>>>
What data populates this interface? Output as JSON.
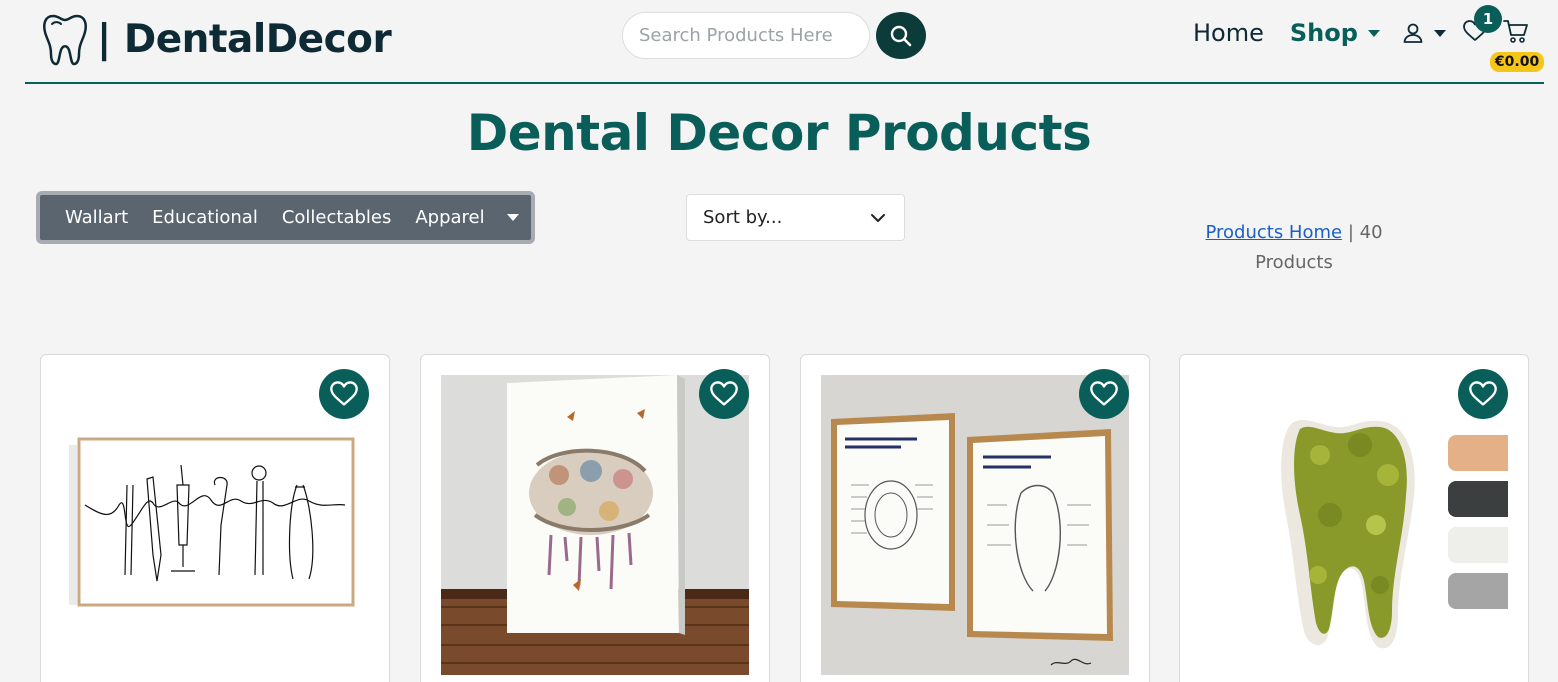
{
  "header": {
    "brand": "| DentalDecor",
    "search_placeholder": "Search Products Here",
    "nav": {
      "home": "Home",
      "shop": "Shop",
      "wishlist_count": "1",
      "cart_total": "€0.00"
    }
  },
  "page": {
    "title": "Dental Decor Products"
  },
  "categories": [
    "Wallart",
    "Educational",
    "Collectables",
    "Apparel"
  ],
  "sort": {
    "label": "Sort by..."
  },
  "breadcrumb": {
    "link": "Products Home",
    "separator": "|",
    "count_text": "40 Products"
  },
  "colors": {
    "brand": "#0a5e5a",
    "dark": "#0b3c3a",
    "badge": "#f5c518",
    "swatches": [
      "#e3b087",
      "#3b3f40",
      "#eeeeea",
      "#a5a5a5"
    ]
  },
  "products": [
    {
      "alt": "dental instruments line art print"
    },
    {
      "alt": "watercolour teeth canvas print"
    },
    {
      "alt": "dental anatomy framed posters"
    },
    {
      "alt": "moss tooth wall decoration"
    }
  ]
}
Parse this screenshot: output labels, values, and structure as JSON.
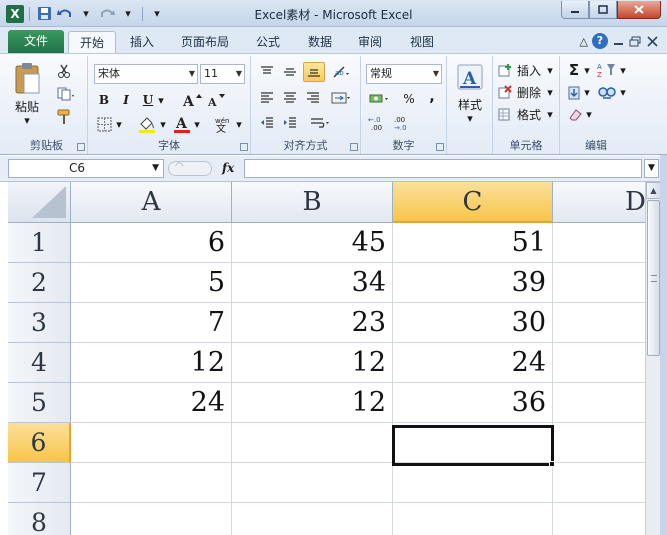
{
  "window": {
    "title": "Excel素材 - Microsoft Excel",
    "logo": "X"
  },
  "tabs": {
    "file": "文件",
    "items": [
      "开始",
      "插入",
      "页面布局",
      "公式",
      "数据",
      "审阅",
      "视图"
    ],
    "active": "开始"
  },
  "ribbon": {
    "clipboard": {
      "paste": "粘贴",
      "label": "剪贴板"
    },
    "font": {
      "name": "宋体",
      "size": "11",
      "label": "字体",
      "bold": "B",
      "italic": "I",
      "underline": "U"
    },
    "alignment": {
      "label": "对齐方式"
    },
    "number": {
      "format": "常规",
      "label": "数字",
      "percent": "%",
      "comma": ","
    },
    "styles": {
      "button": "样式"
    },
    "cells": {
      "insert": "插入",
      "delete": "删除",
      "format": "格式",
      "label": "单元格"
    },
    "editing": {
      "label": "编辑"
    }
  },
  "formula_bar": {
    "name_box": "C6",
    "fx": "fx",
    "value": ""
  },
  "sheet": {
    "columns": [
      "A",
      "B",
      "C",
      "D"
    ],
    "rows": [
      "1",
      "2",
      "3",
      "4",
      "5",
      "6",
      "7",
      "8"
    ],
    "selected_col": "C",
    "selected_row": "6",
    "cells": [
      [
        "6",
        "45",
        "51"
      ],
      [
        "5",
        "34",
        "39"
      ],
      [
        "7",
        "23",
        "30"
      ],
      [
        "12",
        "12",
        "24"
      ],
      [
        "24",
        "12",
        "36"
      ]
    ]
  }
}
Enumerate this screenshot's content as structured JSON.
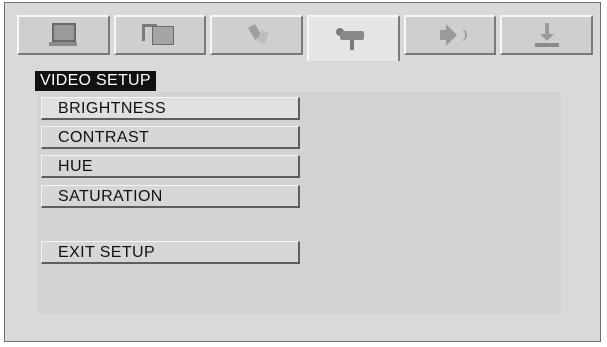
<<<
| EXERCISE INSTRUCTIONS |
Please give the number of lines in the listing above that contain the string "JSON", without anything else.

| ANSWER FOR THIS EXERCISE |
3